Maybe you’re interested in the “arts” part of “performing arts.” The Fall Arts Festival has you covered. Though the annual event was moved completely online last year, this year’s event on Oct. 6 (raindate, Oct. 13) will have live performances and displays by alumni outdoors by the PAC, as well as a Chalk-Up event where students can make their own art with chalk. The 2021 Fall Arts Festival also focuses on important issues affecting the student body. This year’s theme will be “Resilience, Reflection and Rebuilding Connection: Healing through the Arts.”
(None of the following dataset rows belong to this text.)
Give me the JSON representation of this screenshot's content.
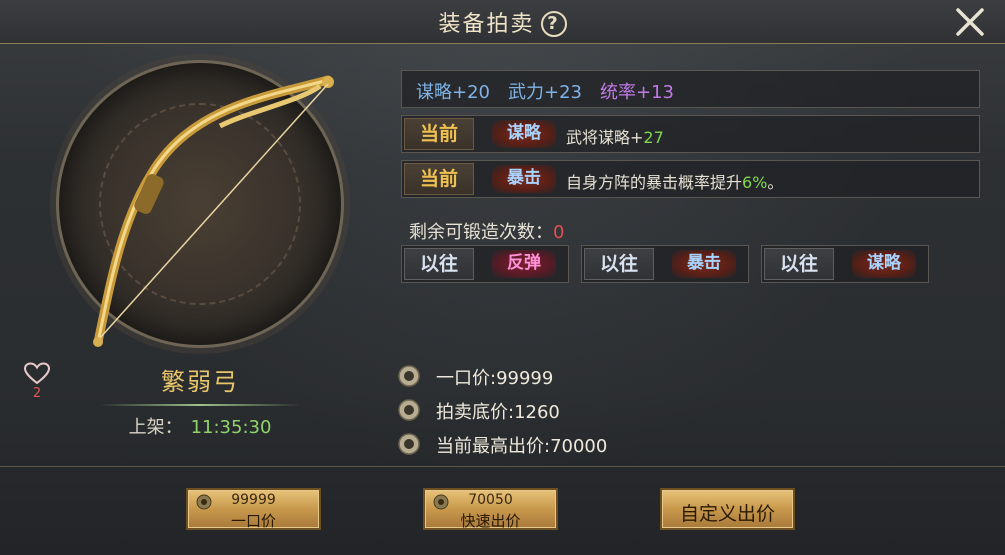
{
  "header": {
    "title": "装备拍卖",
    "help_icon": "?"
  },
  "item": {
    "name": "繁弱弓",
    "favorite_count": "2",
    "listed_label": "上架：",
    "listed_time": "11:35:30"
  },
  "stats": {
    "s1": "谋略+20",
    "s2": "武力+23",
    "s3": "统率+13"
  },
  "current_effects": [
    {
      "tag": "当前",
      "skill": "谋略",
      "desc_prefix": "武将谋略+",
      "desc_value": "27",
      "desc_suffix": ""
    },
    {
      "tag": "当前",
      "skill": "暴击",
      "desc_prefix": "自身方阵的暴击概率提升",
      "desc_value": "6%",
      "desc_suffix": "。"
    }
  ],
  "forge": {
    "label": "剩余可锻造次数：",
    "count": "0"
  },
  "past_effects": [
    {
      "tag": "以往",
      "skill": "反弹"
    },
    {
      "tag": "以往",
      "skill": "暴击"
    },
    {
      "tag": "以往",
      "skill": "谋略"
    }
  ],
  "prices": {
    "buyout": "一口价:99999",
    "reserve": "拍卖底价:1260",
    "highest_bid": "当前最高出价:70000"
  },
  "buttons": {
    "buyout": {
      "amount": "99999",
      "label": "一口价"
    },
    "quick_bid": {
      "amount": "70050",
      "label": "快速出价"
    },
    "custom_bid": {
      "label": "自定义出价"
    }
  },
  "colors": {
    "gold_text": "#e8c46a",
    "stat_blue": "#7fb3e8",
    "stat_purple": "#c07ae8",
    "positive_green": "#7fd84f",
    "warning_red": "#e05050"
  }
}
If you’re more of a theater-goer, Adelphi theater’s fall season starts off strong with a performance of Sarah DeLappe’s “The Wolves,” a show about female high school soccer players. Nicholas Petron, chair of the theatre department, noted that the actors are going to get special coaching from the actual Adelphi womens’ soccer team.
If you’re into the classics, then be sure to check out “Sense and Sensibility,” an adaptation of Jane Austen’s classic novel. Look out for more information on the Adelphi PAC website (https://www.adelphi.edu/events/?filters%5Btag%5D=performing-arts) about other upcoming theatre shows, such as the 20- minute scenes created by the theater directing class and the final show of the semester, which will be the first show for the theater first years.
Music performances are also available for the Adelphi community. According to Sidney Boquiren, chair of the music department, there will be departmental ensembles, senior recitals, music education junior recitals and guest ensembles. The ensembles should also be incorporating or relating to Adelphi’s 125th anniversary celebration with the theme of “Building Tomorrow Together.”
There will also be visiting artist performances by groups Axiom Brass and Imani Winds, so be sure to keep an eye out on the PAC website for those performances. Some of the ensemble performances are open to all students, so if you are interested, make sure to contact Professor Boquiren via email (firstname.lastname@example.org).
The dance department also has some great performances planned for this fall, including a piece by alumni Hannah Franz ‘18 for the Fall Arts Festival. According to department chair Orion Duckstein, the big show this semester is Dance Adelphi, which runs from November 17 to 21, with main guest Mark Morris as choreographer. Several faculty members will also be creating work for the show. Then the final dance performance of the semester will be a dance showcase, which will include many student-choreographed performances, as well as a capstone performance by Madelyn Sarver.
With such an array of performing arts events happening during this fall semester, students will surely be able to enjoy many great performances. Though many of the departments are currently unsure about the modality of their performances, performers are hoping to transition back to traditional in-person events, with the option of live-streaming performances for viewers who are unable to attend. Safety is of course the priority even as we strive to move back to normal.